• _Dataset records_
━━━━━━━━━━━━━━━━

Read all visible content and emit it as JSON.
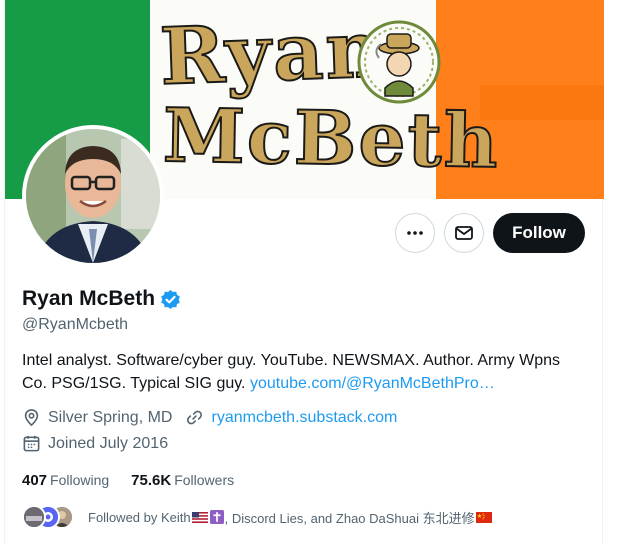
{
  "banner": {
    "logo_line1": "Ryan",
    "logo_line2": "McBeth",
    "colors": {
      "green": "#169b46",
      "white": "#fbfbf8",
      "orange": "#ff7f1a"
    }
  },
  "actions": {
    "more_icon": "more-horizontal-icon",
    "message_icon": "envelope-icon",
    "follow_label": "Follow"
  },
  "profile": {
    "display_name": "Ryan McBeth",
    "verified_icon": "verified-badge-icon",
    "handle": "@RyanMcbeth",
    "bio_text": "Intel analyst. Software/cyber guy. YouTube. NEWSMAX. Author. Army Wpns Co. PSG/1SG. Typical SIG guy.",
    "bio_link": "youtube.com/@RyanMcBethPro…",
    "location": "Silver Spring, MD",
    "website": "ryanmcbeth.substack.com",
    "joined": "Joined July 2016"
  },
  "stats": {
    "following_count": "407",
    "following_label": "Following",
    "followers_count": "75.6K",
    "followers_label": "Followers"
  },
  "followed_by": {
    "prefix": "Followed by Keith",
    "middle": ", Discord Lies, and Zhao DaShuai 东北进修"
  },
  "colors": {
    "link": "#1d9bf0",
    "text": "#0f1419",
    "muted": "#536471"
  }
}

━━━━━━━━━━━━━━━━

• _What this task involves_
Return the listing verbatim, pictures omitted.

• _Output of the exercise_
Read all visible content and emit it as JSON.
{
  "banner": {
    "logo_line1": "Ryan",
    "logo_line2": "McBeth",
    "colors": {
      "green": "#169b46",
      "white": "#fbfbf8",
      "orange": "#ff7f1a"
    }
  },
  "actions": {
    "more_icon": "more-horizontal-icon",
    "message_icon": "envelope-icon",
    "follow_label": "Follow"
  },
  "profile": {
    "display_name": "Ryan McBeth",
    "verified_icon": "verified-badge-icon",
    "handle": "@RyanMcbeth",
    "bio_text": "Intel analyst. Software/cyber guy. YouTube. NEWSMAX. Author. Army Wpns Co. PSG/1SG. Typical SIG guy.",
    "bio_link": "youtube.com/@RyanMcBethPro…",
    "location": "Silver Spring, MD",
    "website": "ryanmcbeth.substack.com",
    "joined": "Joined July 2016"
  },
  "stats": {
    "following_count": "407",
    "following_label": "Following",
    "followers_count": "75.6K",
    "followers_label": "Followers"
  },
  "followed_by": {
    "prefix": "Followed by Keith",
    "middle": ", Discord Lies, and Zhao DaShuai 东北进修"
  },
  "colors": {
    "link": "#1d9bf0",
    "text": "#0f1419",
    "muted": "#536471"
  }
}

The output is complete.